Load your mat into the Cricut and click Continue.
Pick the right cut settings
The next page will ask you for your cut settings. This is the trickiest part, because sticker paper varies quite a lot in thickness and other properties between types and brands. I personally use the Sticky Note setting for most of my stickers, because I usually use a basic matte sticker paper. The Sticker Paper setting usually cuts too deeply for my purposes and will cut the stickers completely from their backing instead of leaving them on the sheets. You may have to play around with the settings to get just the right one for your paper. This is why testing is important.
Once you’ve chosen your settings, press the flashing “GO” button on the Cricut machine. This will start the cutting process. The Cricut will first look for the black registration marks, then it will begin cutting. You will notice that the machine only cuts around your stickers once, but it will cut around your sheets as many times as you have layers. Four sticker page layers will equal four passes around the sheets with the blade.
When it is finished, simply click the “Finish” button and unload the mat with the load/unload button.
How to remove the paper surrounding the sticker sheet
Once the mat is ejected, flip it upside down, grasp one corner of the sticker paper, and peel while rolling the mat. The paper will curl less this way than if you peel it off while the mat is flat.
This should remove the paper surrounding your two sticker sheets, leaving the sheets stuck to the mat. You can then carefully remove the sticker sheets using the same rolling technique you used to remove the surrounding sticker paper.
If your sheets did not fully detach from the sticker paper, you’ll need to duplicate your backing layers another time or two. If they cut correctly, you can use this project again anytime you need to create these same sticker sheets by selecting it, clicking the Make It button, and going through the Print And Cut process again.

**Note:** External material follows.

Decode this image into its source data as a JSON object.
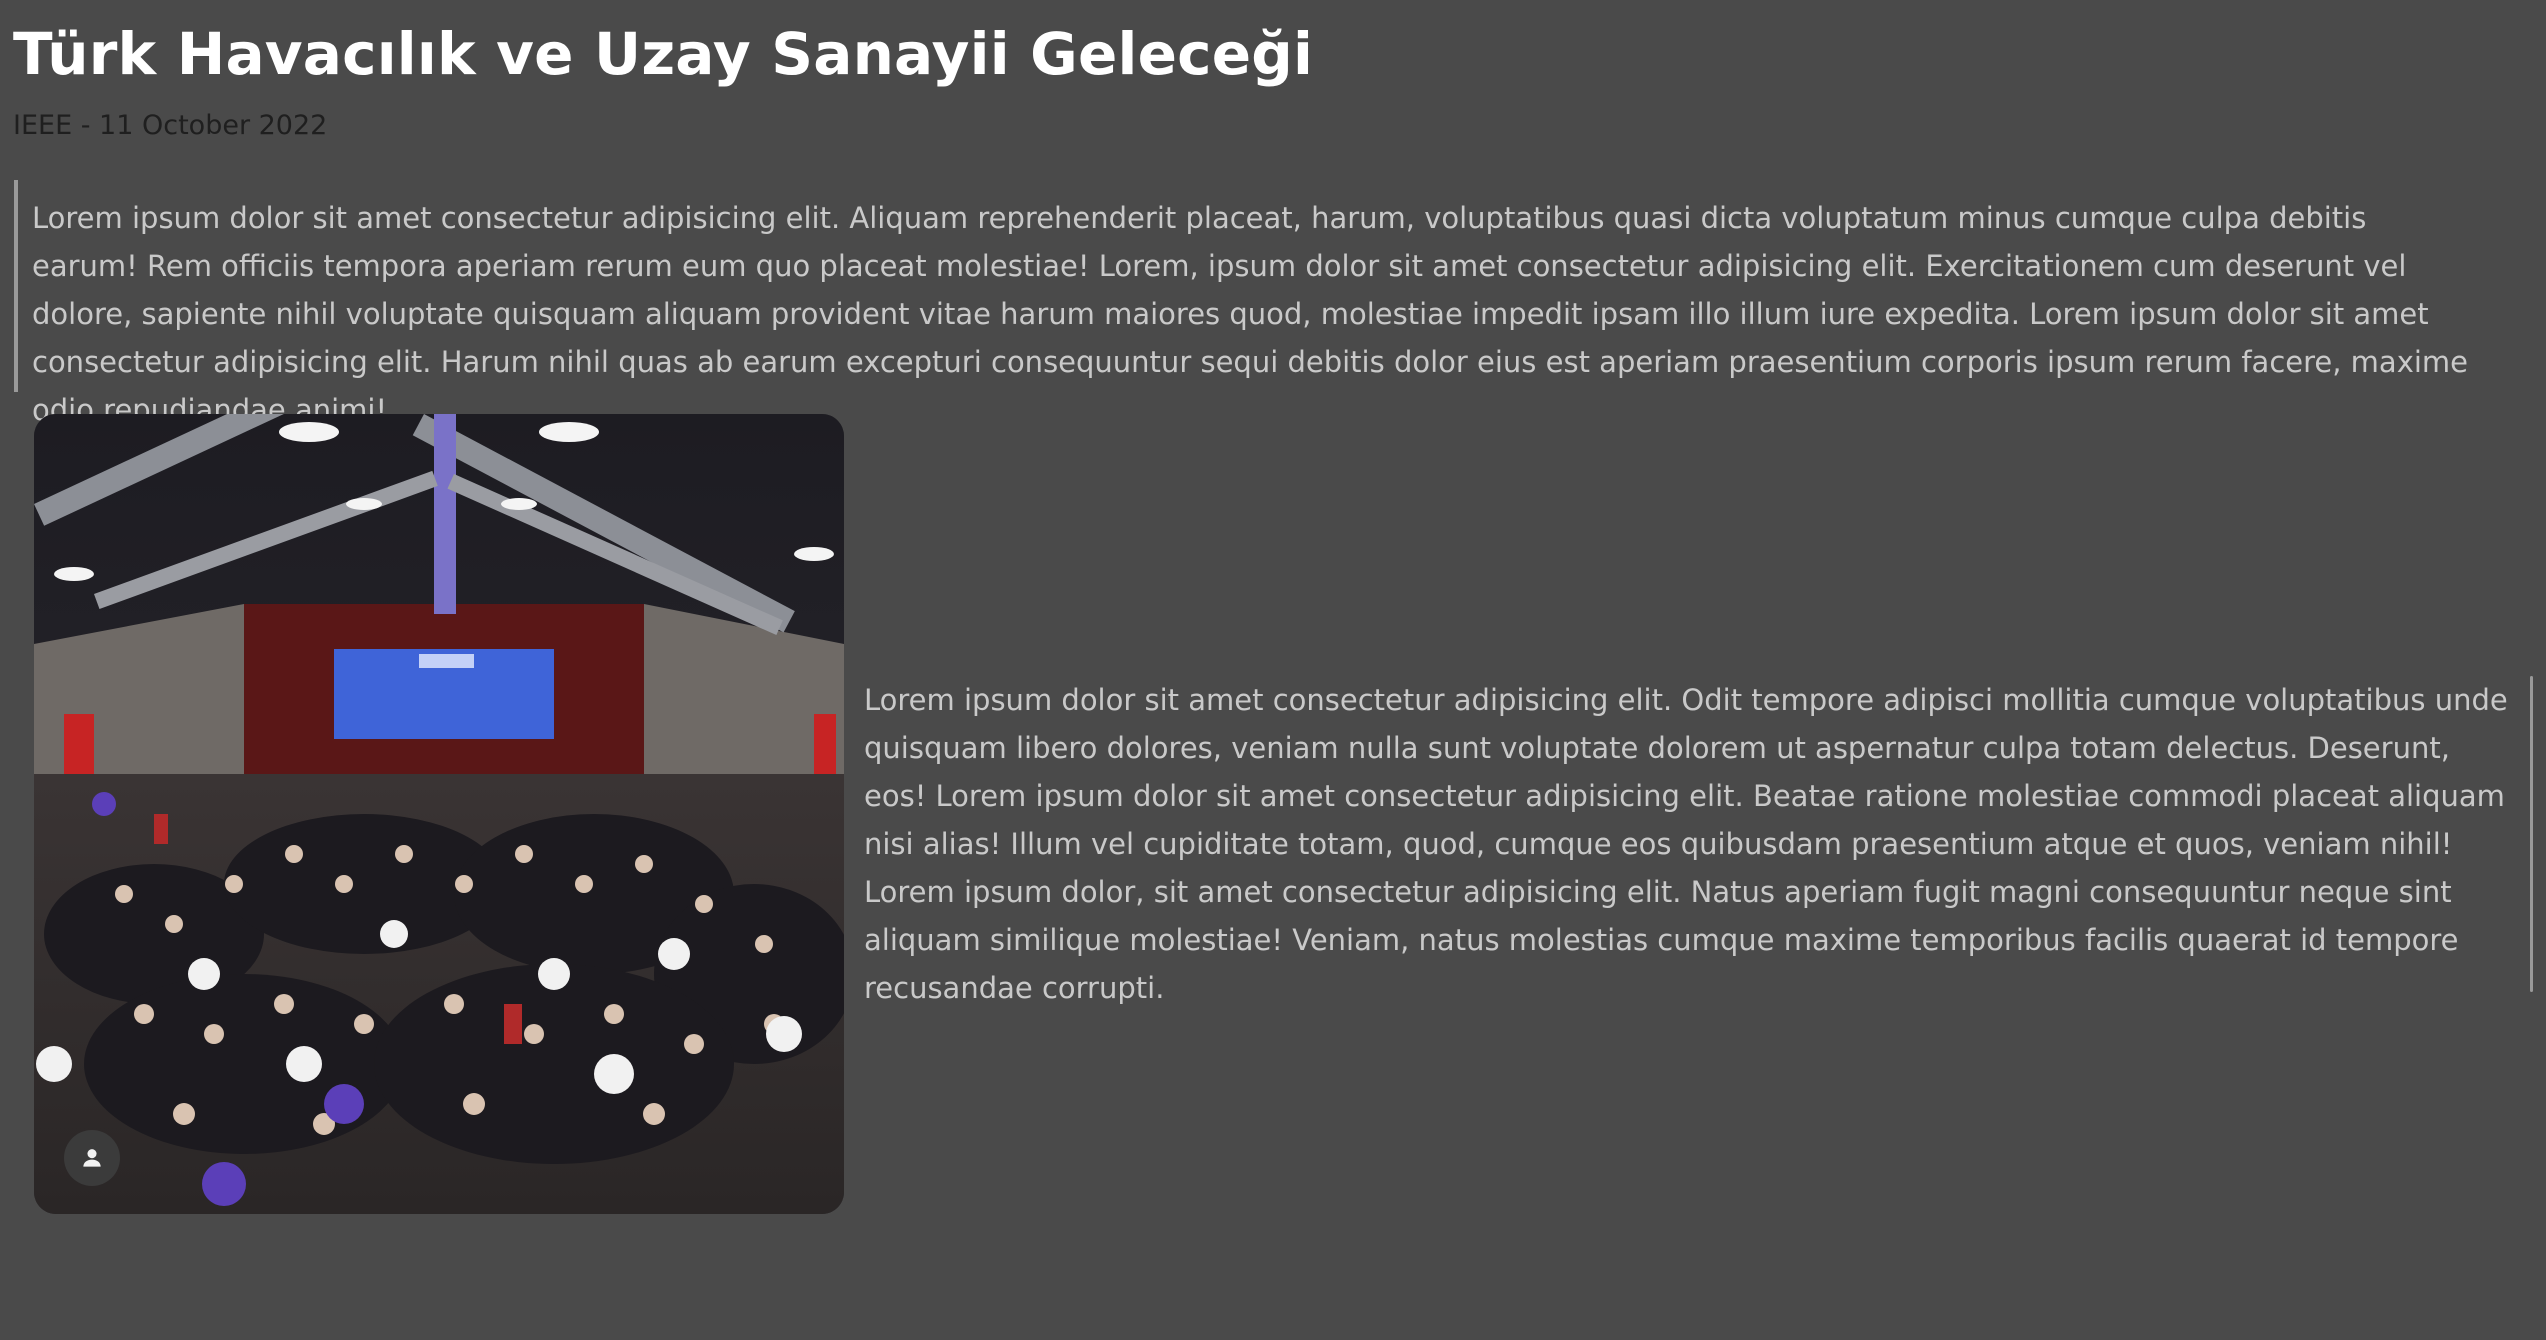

Now you can make full sticker sheets without having to manually cut them apart after the stickers have been cut!